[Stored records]
————————

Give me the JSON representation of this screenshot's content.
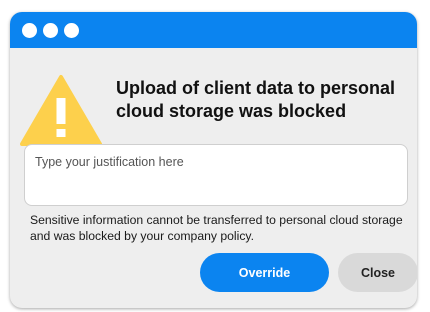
{
  "dialog": {
    "heading": "Upload of client data to personal cloud storage was blocked",
    "justification_placeholder": "Type your justification here",
    "justification_value": "",
    "info_text": "Sensitive information cannot be transferred to personal cloud storage and was blocked by your company policy.",
    "override_label": "Override",
    "close_label": "Close"
  },
  "icons": {
    "warning": "warning-triangle-icon",
    "window_controls": [
      "window-dot-icon",
      "window-dot-icon",
      "window-dot-icon"
    ]
  },
  "colors": {
    "accent": "#0b84f0",
    "warning": "#fdd04c",
    "dialog_bg": "#eeeeee",
    "close_button_bg": "#d9d9d9"
  }
}
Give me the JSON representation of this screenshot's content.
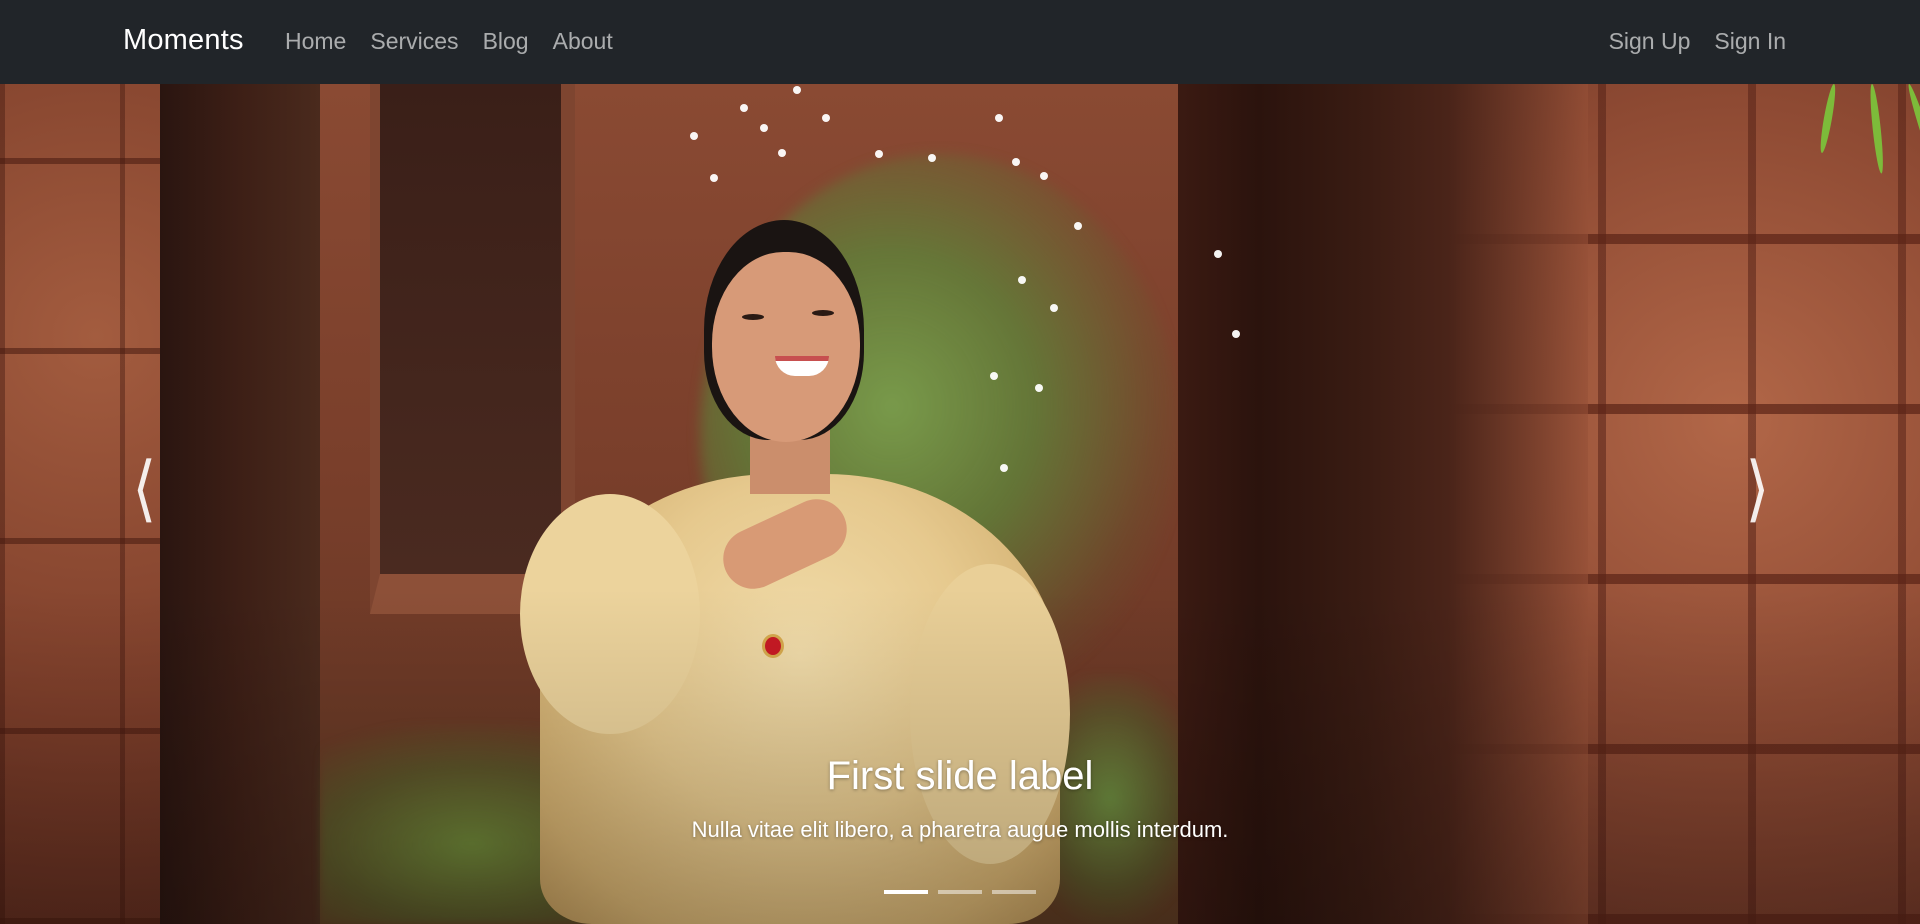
{
  "navbar": {
    "brand": "Moments",
    "links": [
      {
        "label": "Home"
      },
      {
        "label": "Services"
      },
      {
        "label": "Blog"
      },
      {
        "label": "About"
      }
    ],
    "auth": [
      {
        "label": "Sign Up"
      },
      {
        "label": "Sign In"
      }
    ]
  },
  "carousel": {
    "slide": {
      "title": "First slide label",
      "text": "Nulla vitae elit libero, a pharetra augue mollis interdum."
    },
    "prev_icon": "chevron-left-icon",
    "next_icon": "chevron-right-icon",
    "indicator_count": 3,
    "active_indicator": 1
  },
  "colors": {
    "navbar_bg": "#212529",
    "nav_link": "rgba(255,255,255,0.62)",
    "brand": "#ffffff"
  }
}
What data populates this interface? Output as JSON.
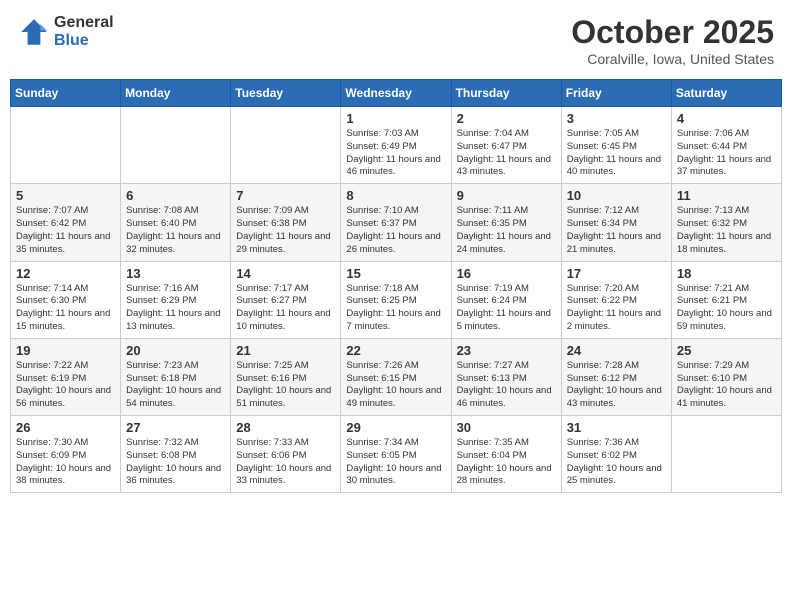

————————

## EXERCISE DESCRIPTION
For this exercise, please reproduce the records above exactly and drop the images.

## FINISHED EXERCISE
Give me the JSON representation of this screenshot's content.
{
  "dialog": {
    "heading": "Upload of client data to personal cloud storage was blocked",
    "justification_placeholder": "Type your justification here",
    "justification_value": "",
    "info_text": "Sensitive information cannot be transferred to personal cloud storage and was blocked by your company policy.",
    "override_label": "Override",
    "close_label": "Close"
  },
  "icons": {
    "warning": "warning-triangle-icon",
    "window_controls": [
      "window-dot-icon",
      "window-dot-icon",
      "window-dot-icon"
    ]
  },
  "colors": {
    "accent": "#0b84f0",
    "warning": "#fdd04c",
    "dialog_bg": "#eeeeee",
    "close_button_bg": "#d9d9d9"
  }
}
Give me the JSON representation of this screenshot's content.
{
  "navbar": {
    "brand": "Moments",
    "links": [
      {
        "label": "Home"
      },
      {
        "label": "Services"
      },
      {
        "label": "Blog"
      },
      {
        "label": "About"
      }
    ],
    "auth": [
      {
        "label": "Sign Up"
      },
      {
        "label": "Sign In"
      }
    ]
  },
  "carousel": {
    "slide": {
      "title": "First slide label",
      "text": "Nulla vitae elit libero, a pharetra augue mollis interdum."
    },
    "prev_icon": "chevron-left-icon",
    "next_icon": "chevron-right-icon",
    "indicator_count": 3,
    "active_indicator": 1
  },
  "colors": {
    "navbar_bg": "#212529",
    "nav_link": "rgba(255,255,255,0.62)",
    "brand": "#ffffff"
  }
}
What data populates this interface? Output as JSON.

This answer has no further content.